was approximately 40 degrees. Recent wind had stripped the snow from
the windward aspects, forming a cross-loaded pillow of snow
approximately three feet in depth in the gully.
Bernholtz explained that the slope was definitely steep enough for a slide
to occur. However, the fact that Rooney was hiking on shallow snow
likely contributed to him being caught off guard within a matter of steps
when the snowpack abruptly changed. But still, the fact that he skied ahead
of the others and chose to take the low route instead of the planned ridge
contributed to the accident.
Webster lamented his inability to at least consult with Rooney before he
took off on his fateful route.
?I only wish we were closer together and had the opportunity to discuss
the options,? wrote Webster in a statement given to the Mt. Crested Butte
Kritner praised the search and rescue team, the Mt. Crested Butte Police

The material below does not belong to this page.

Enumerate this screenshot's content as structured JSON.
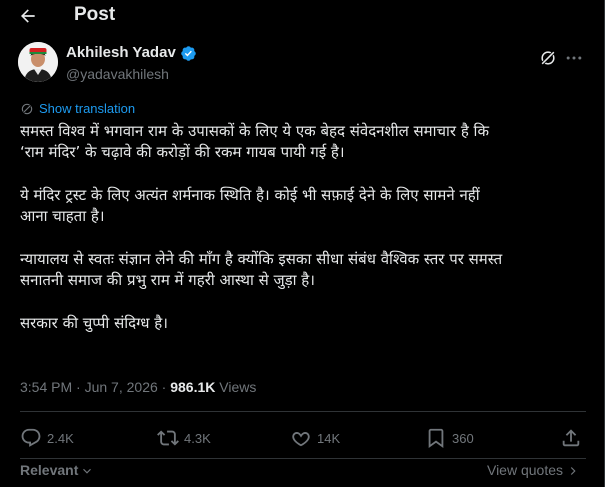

Department and the entire staff of the Sheraton Hotel, where the remaining
five skiers were given food and rooms after Rooney?s body had been
?They were absolutely outstanding,? concluded Kritner. ?They made a sad
situation a lot better.?
So far this year in Colorado, three people have died in avalanches. For
up-to-date information on conditions locally, log on to
www.cbavalanchecenter.org or call 349-4022